The Historic St. James Santee Episcopal Chapel of Ease: A quick look at Architectural Composition

McClellanville, SC

The historic St. James Santee Episcopal Chapel of Ease 18mm, ISO 400, F/5, 1/60

The historic St. James Santee Episcopal Chapel of Ease ISO 400, 18mm, F/5, 1/60Nothing like a good name for your church. Who wouldn’t want to attend a chapel of ease? On a drive back from Charleston, SC, my father-in-law and I pulled in to the historic fishing village of McClellanville. (On a side note, if you want local shrimp, this is where to get it!) At the last census, the town registered just under 500 for its residency. It’s a small town, but not without its charm. The coastal highway 17 holds ages of history; communities and villages that still exist today. It is always a beautiful corridor to explore.

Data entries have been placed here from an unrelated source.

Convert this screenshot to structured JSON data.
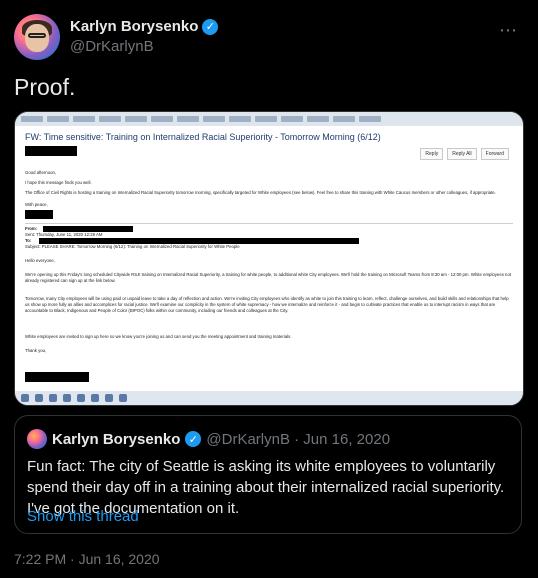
{
  "author": {
    "name": "Karlyn Borysenko",
    "handle": "@DrKarlynB",
    "verified_icon": "verified-badge-icon"
  },
  "more_icon": "⋯",
  "tweet": {
    "text": "Proof.",
    "timestamp": "7:22 PM · Jun 16, 2020"
  },
  "email": {
    "subject": "FW: Time sensitive: Training on Internalized Racial Superiority - Tomorrow Morning (6/12)",
    "actions": [
      "Reply",
      "Reply All",
      "Forward"
    ],
    "lines": [
      "Good afternoon,",
      "I hope this message finds you well.",
      "The Office of Civil Rights is hosting a training on Internalized Racial Superiority tomorrow morning, specifically targeted for White employees (see below). Feel free to share this training with White Caucus members or other colleagues, if appropriate.",
      "With peace,",
      "From:",
      "Sent: Thursday, June 11, 2020 12:29 AM",
      "To:",
      "Subject: PLEASE SHARE: Tomorrow Morning (6/12): Training on Internalized Racial Superiority for White People",
      "Hello everyone,",
      "We're opening up this Friday's long scheduled Citywide RSJI training on Internalized Racial Superiority, a training for white people, to additional white City employees. We'll hold the training on Microsoft Teams from 8:30 am - 12:00 pm. White employees not already registered can sign up at the link below.",
      "Tomorrow, many City employees will be using paid or unpaid leave to take a day of reflection and action. We're inviting City employees who identify as white to join this training to learn, reflect, challenge ourselves, and build skills and relationships that help us show up more fully as allies and accomplices for racial justice. We'll examine our complicity in the system of white supremacy - how we internalize and reinforce it - and begin to cultivate practices that enable us to interrupt racism in ways that are accountable to Black, Indigenous and People of Color (BIPOC) folks within our community, including our friends and colleagues at the City.",
      "White employees are invited to sign up here so we know you're joining us and can send you the meeting appointment and training materials.",
      "Thank you,"
    ]
  },
  "quoted_tweet": {
    "name": "Karlyn Borysenko",
    "handle": "@DrKarlynB · Jun 16, 2020",
    "text": "Fun fact: The city of Seattle is asking its white employees to voluntarily spend their day off in a training about their internalized racial superiority. I've got the documentation on it.",
    "link": "Show this thread"
  },
  "colors": {
    "background": "#000000",
    "accent": "#1d9bf0",
    "muted": "#71767b",
    "text": "#e7e9ea"
  }
}
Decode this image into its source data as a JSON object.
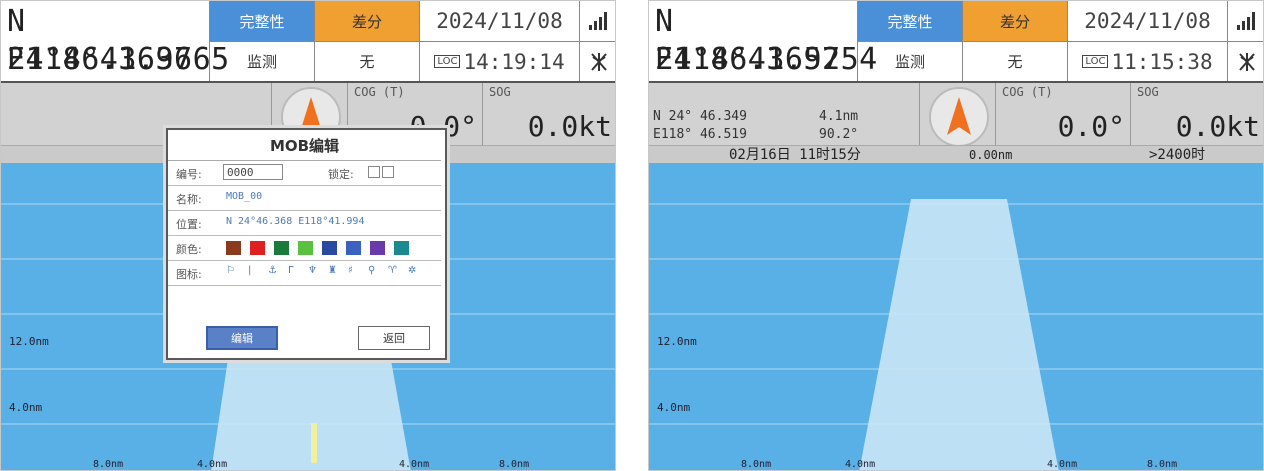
{
  "screens": [
    {
      "lat": "N 24°46.3636",
      "lon": "E118°41.9765",
      "integrity_label": "完整性",
      "diff_label": "差分",
      "monitor_label": "监测",
      "none_label": "无",
      "date": "2024/11/08",
      "time": "14:19:14",
      "loc_badge": "LOC",
      "cog_label": "COG (T)",
      "cog_value": "0.0°",
      "sog_label": "SOG",
      "sog_value": "0.0kt",
      "range_upper": "12.0nm",
      "range_lower": "4.0nm",
      "bottom_labels": [
        "8.0nm",
        "4.0nm",
        "4.0nm",
        "8.0nm"
      ]
    },
    {
      "lat": "N 24°46.3652",
      "lon": "E118°41.9754",
      "integrity_label": "完整性",
      "diff_label": "差分",
      "monitor_label": "监测",
      "none_label": "无",
      "date": "2024/11/08",
      "time": "11:15:38",
      "loc_badge": "LOC",
      "cog_label": "COG (T)",
      "cog_value": "0.0°",
      "sog_label": "SOG",
      "sog_value": "0.0kt",
      "wp_lat": "N 24° 46.349",
      "wp_lon": "E118° 46.519",
      "wp_dist": "4.1nm",
      "wp_bearing": "90.2°",
      "eta": "02月16日 11时15分",
      "xte": "0.00nm",
      "ttg": ">2400时",
      "range_upper": "12.0nm",
      "range_lower": "4.0nm",
      "bottom_labels": [
        "8.0nm",
        "4.0nm",
        "4.0nm",
        "8.0nm"
      ]
    }
  ],
  "dialog": {
    "title": "MOB编辑",
    "number_label": "编号:",
    "number_value": "0000",
    "lock_label": "锁定:",
    "name_label": "名称:",
    "name_value": "MOB_00",
    "position_label": "位置:",
    "position_value": "N 24°46.368 E118°41.994",
    "color_label": "颜色:",
    "colors": [
      "#8b3a1e",
      "#e02020",
      "#1a7a3a",
      "#5ac040",
      "#2a4aa0",
      "#3a60c0",
      "#6a3aa8",
      "#1a8a90"
    ],
    "icon_label": "图标:",
    "edit_button": "编辑",
    "return_button": "返回"
  }
}
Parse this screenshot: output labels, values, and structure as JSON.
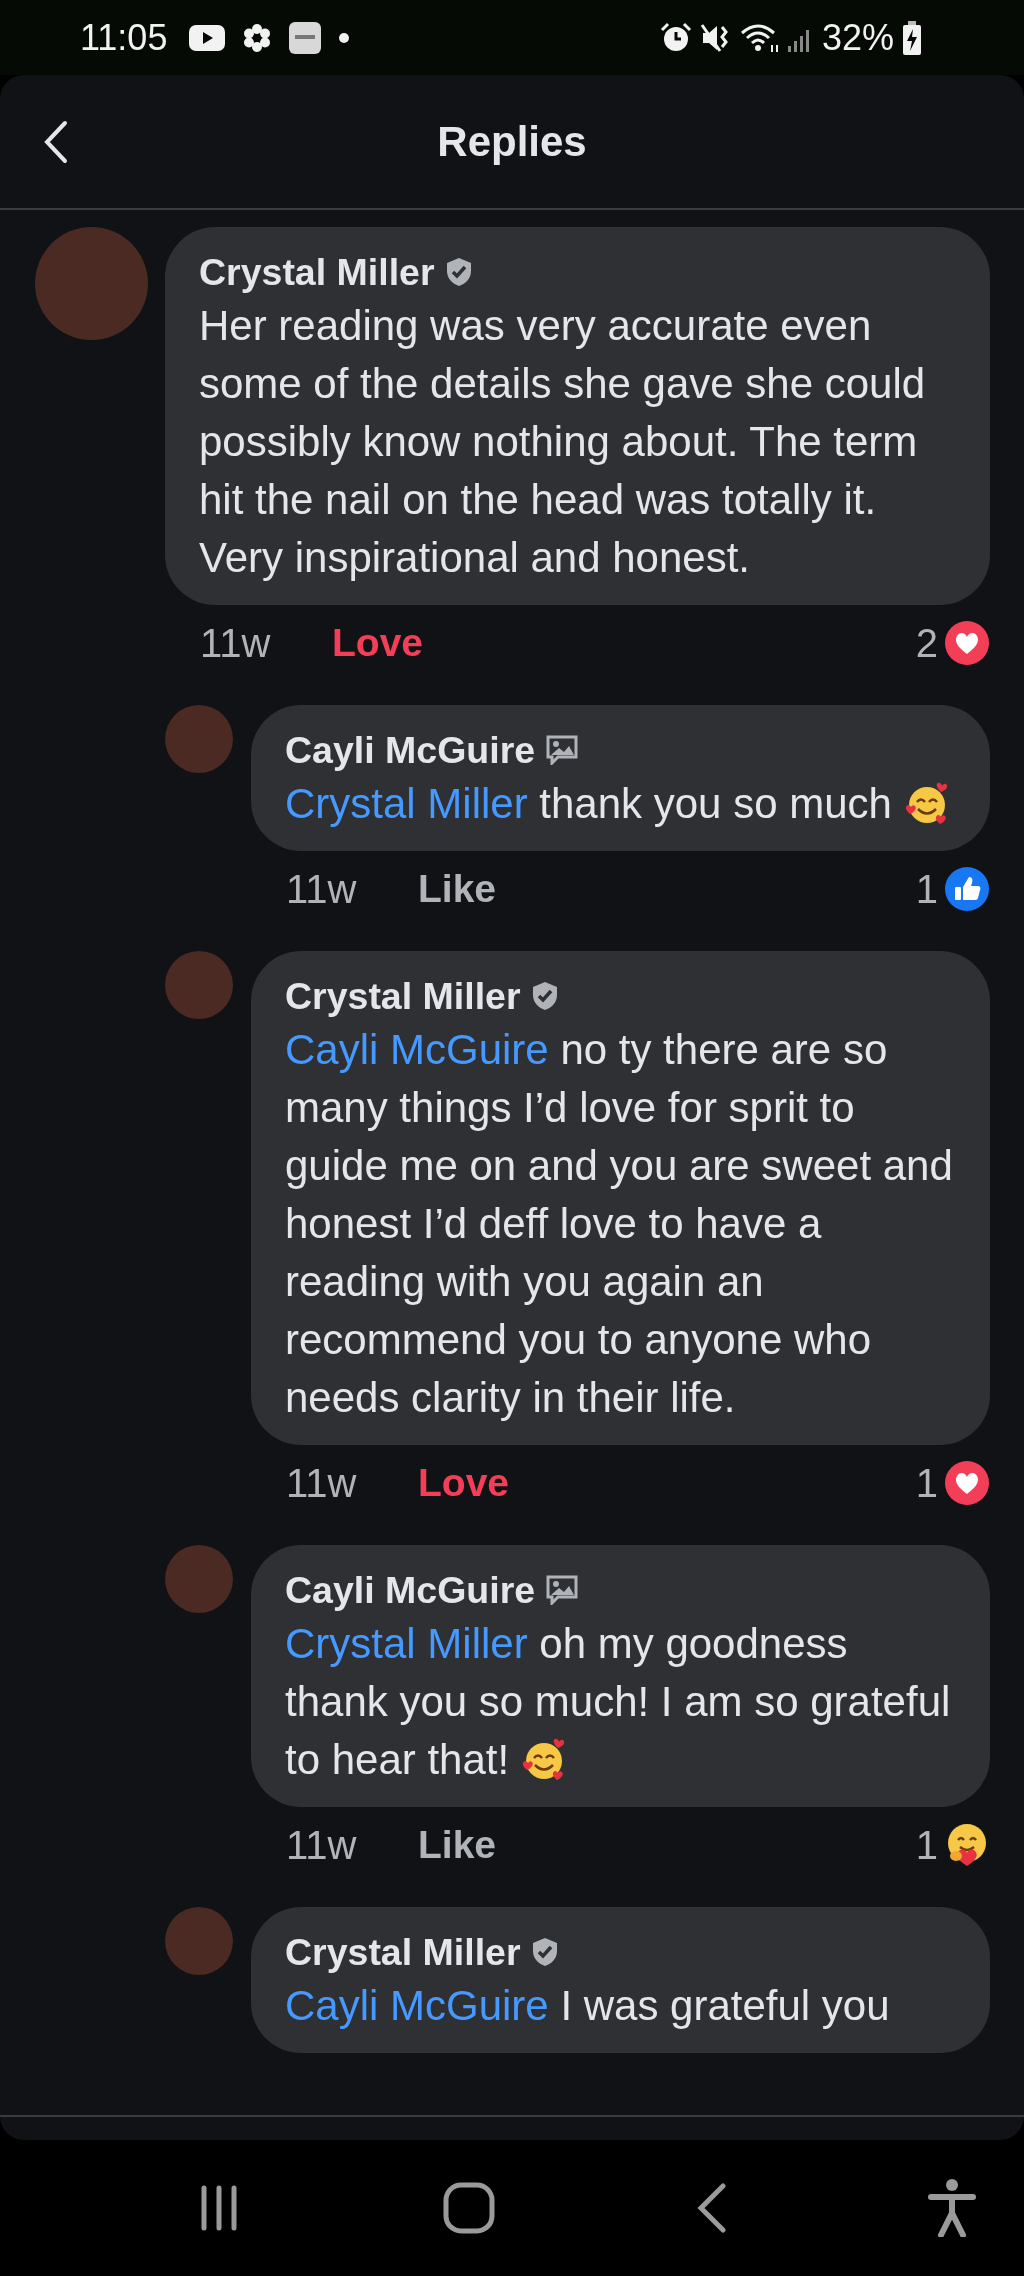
{
  "status_bar": {
    "time": "11:05",
    "battery": "32%"
  },
  "header": {
    "title": "Replies"
  },
  "comments": [
    {
      "author": "Crystal Miller",
      "badge": {
        "kind": "verified"
      },
      "body": [
        {
          "kind": "text",
          "text": "Her reading was very accurate even some of the details she gave she could possibly know nothing about. The term hit the nail on the head was totally it. Very inspirational and honest."
        }
      ],
      "age": "11w",
      "action": {
        "label": "Love",
        "kind": "love"
      },
      "reaction": {
        "count": "2",
        "kind": "love"
      },
      "replies": [
        {
          "author": "Cayli McGuire",
          "badge": {
            "kind": "picture"
          },
          "body": [
            {
              "kind": "mention",
              "text": "Crystal Miller"
            },
            {
              "kind": "text",
              "text": " thank you so much "
            },
            {
              "kind": "emoji"
            }
          ],
          "age": "11w",
          "action": {
            "label": "Like",
            "kind": "like"
          },
          "reaction": {
            "count": "1",
            "kind": "like"
          }
        },
        {
          "author": "Crystal Miller",
          "badge": {
            "kind": "verified"
          },
          "body": [
            {
              "kind": "mention",
              "text": "Cayli McGuire"
            },
            {
              "kind": "text",
              "text": "  no ty there are so many things I’d love for sprit to guide me on and you are sweet and honest I’d deff love to have a reading with you again an recommend you to anyone who needs clarity in their life."
            }
          ],
          "age": "11w",
          "action": {
            "label": "Love",
            "kind": "love"
          },
          "reaction": {
            "count": "1",
            "kind": "love"
          }
        },
        {
          "author": "Cayli McGuire",
          "badge": {
            "kind": "picture"
          },
          "body": [
            {
              "kind": "mention",
              "text": "Crystal Miller"
            },
            {
              "kind": "text",
              "text": " oh my goodness thank you so much! I am so grateful to hear that! "
            },
            {
              "kind": "emoji"
            }
          ],
          "age": "11w",
          "action": {
            "label": "Like",
            "kind": "like"
          },
          "reaction": {
            "count": "1",
            "kind": "care"
          }
        },
        {
          "author": "Crystal Miller",
          "badge": {
            "kind": "verified"
          },
          "body": [
            {
              "kind": "mention",
              "text": "Cayli McGuire"
            },
            {
              "kind": "text",
              "text": "  I was grateful you"
            }
          ]
        }
      ]
    }
  ]
}
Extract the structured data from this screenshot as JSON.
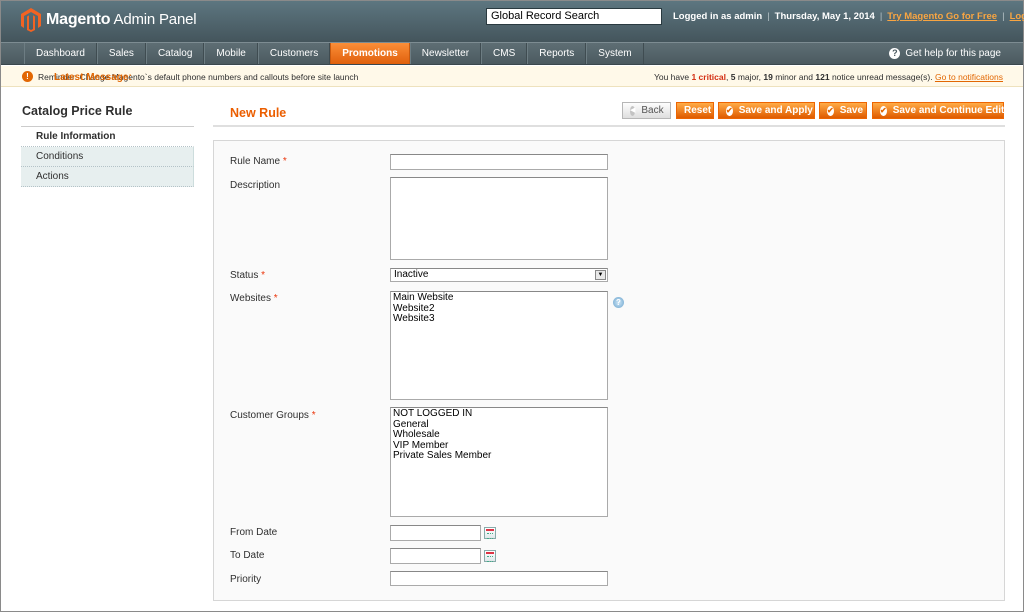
{
  "header": {
    "logo_brand": "Magento",
    "logo_suffix": "Admin Panel",
    "search_value": "Global Record Search",
    "logged_in": "Logged in as admin",
    "date": "Thursday, May 1, 2014",
    "try_link": "Try Magento Go for Free",
    "logout": "Log Out",
    "brand_color": "#eb5e00"
  },
  "nav": {
    "items": [
      "Dashboard",
      "Sales",
      "Catalog",
      "Mobile",
      "Customers",
      "Promotions",
      "Newsletter",
      "CMS",
      "Reports",
      "System"
    ],
    "active": "Promotions",
    "help": "Get help for this page"
  },
  "notice": {
    "label": "Latest Message:",
    "message": "Reminder: Change Magento`s default phone numbers and callouts before site launch",
    "summary_prefix": "You have",
    "critical_count": "1 critical",
    "major_count": "5",
    "major_label": "major,",
    "minor_count": "19",
    "minor_label": "minor and",
    "notice_count": "121",
    "notice_label": "notice unread message(s).",
    "link": "Go to notifications"
  },
  "sidebar": {
    "title": "Catalog Price Rule",
    "tabs": [
      "Rule Information",
      "Conditions",
      "Actions"
    ]
  },
  "content": {
    "title": "New Rule",
    "buttons": {
      "back": "Back",
      "reset": "Reset",
      "save_apply": "Save and Apply",
      "save": "Save",
      "save_continue": "Save and Continue Edit"
    }
  },
  "form": {
    "rule_name_label": "Rule Name",
    "description_label": "Description",
    "status_label": "Status",
    "status_value": "Inactive",
    "websites_label": "Websites",
    "websites_options": [
      "Main Website",
      "Website2",
      "Website3"
    ],
    "customer_groups_label": "Customer Groups",
    "customer_groups_options": [
      "NOT LOGGED IN",
      "General",
      "Wholesale",
      "VIP Member",
      "Private Sales Member"
    ],
    "from_date_label": "From Date",
    "to_date_label": "To Date",
    "priority_label": "Priority",
    "required_mark": "*"
  }
}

The St. James Episcopal church was constructed in 1890 to accommodate the growing population of the village (hence, the Chapel of Ease moniker). You can read more about it here.

The chapel sits in the shade of a few Live Oaks. I struggle with architectural photographs. In this composition there are a couple things to consider: how much of that beautiful tree in the front to include; how to frame the church; how to balance the exposure so the church isn’t too bright and the tree to dark and vice versa; and making sure your “horizon” is straight.

I shoot in a file format called RAW, as opposed to JPEG. While the RAW file is pretty big (about 25 MB) it allows me to correct some exposures and colors in editing. Much like a photographic dark room, you can “burn” in some lighter areas and “dodge” darker areas to achieve balance. I took my exposure for the church since this was the focal point of the shot. ¬†Fortunately the tree wasn’t too much darker than the church so I was able to draw out some details later.

I took this shot at 18mm which is a wide-angle shot. While this fits more of the subject into the frame, it also distorts the way somethings look (read: the church looks crooked). I chose to make sure the tree was aligned correctly with nature (the trunk is 90 degrees to the ground) and allow the church to take on a moving-like quality. The front looks very large and the rear shrinks away because of depth perception. We generally don’t think about this when viewing something in real life, but in a photograph it becomes more apparent. My goal was to achieve motion in the photo: making your eyes move from the tree to the front of the church to it’s rear; or drawing your attention to the middle of the photograph.

Hopefully that makes sense. Feel free to share this on your social media of choice or drop me a line in the comments below with your thoughts!